===== DATA PROVIDED =====
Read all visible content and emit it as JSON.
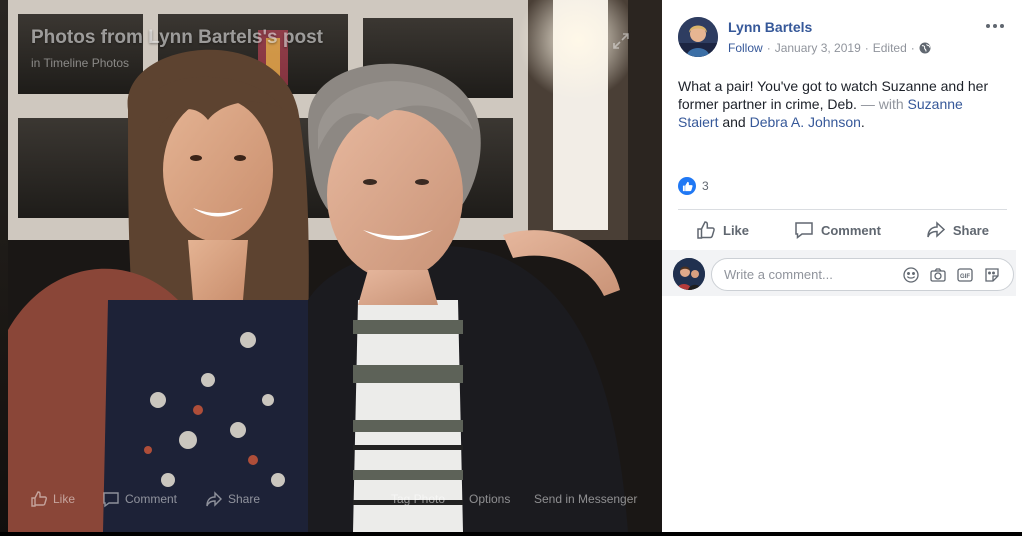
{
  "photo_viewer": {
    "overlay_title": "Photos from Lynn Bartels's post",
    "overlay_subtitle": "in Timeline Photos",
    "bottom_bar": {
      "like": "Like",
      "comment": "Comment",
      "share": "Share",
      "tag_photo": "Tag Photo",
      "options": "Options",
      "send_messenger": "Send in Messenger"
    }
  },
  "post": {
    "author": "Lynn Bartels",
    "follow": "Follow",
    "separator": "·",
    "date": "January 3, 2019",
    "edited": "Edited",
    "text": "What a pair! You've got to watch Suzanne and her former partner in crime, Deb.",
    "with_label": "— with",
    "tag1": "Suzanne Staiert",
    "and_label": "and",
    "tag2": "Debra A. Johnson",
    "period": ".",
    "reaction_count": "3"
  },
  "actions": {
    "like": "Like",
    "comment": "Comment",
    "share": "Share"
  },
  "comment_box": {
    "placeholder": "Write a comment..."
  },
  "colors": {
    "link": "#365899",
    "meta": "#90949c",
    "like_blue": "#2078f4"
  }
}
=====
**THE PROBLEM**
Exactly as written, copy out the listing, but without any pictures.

**RESULT OF THIS EXERCISE**
Read all visible content and emit it as JSON.
{
  "photo_viewer": {
    "overlay_title": "Photos from Lynn Bartels's post",
    "overlay_subtitle": "in Timeline Photos",
    "bottom_bar": {
      "like": "Like",
      "comment": "Comment",
      "share": "Share",
      "tag_photo": "Tag Photo",
      "options": "Options",
      "send_messenger": "Send in Messenger"
    }
  },
  "post": {
    "author": "Lynn Bartels",
    "follow": "Follow",
    "separator": "·",
    "date": "January 3, 2019",
    "edited": "Edited",
    "text": "What a pair! You've got to watch Suzanne and her former partner in crime, Deb.",
    "with_label": "— with",
    "tag1": "Suzanne Staiert",
    "and_label": "and",
    "tag2": "Debra A. Johnson",
    "period": ".",
    "reaction_count": "3"
  },
  "actions": {
    "like": "Like",
    "comment": "Comment",
    "share": "Share"
  },
  "comment_box": {
    "placeholder": "Write a comment..."
  },
  "colors": {
    "link": "#365899",
    "meta": "#90949c",
    "like_blue": "#2078f4"
  }
}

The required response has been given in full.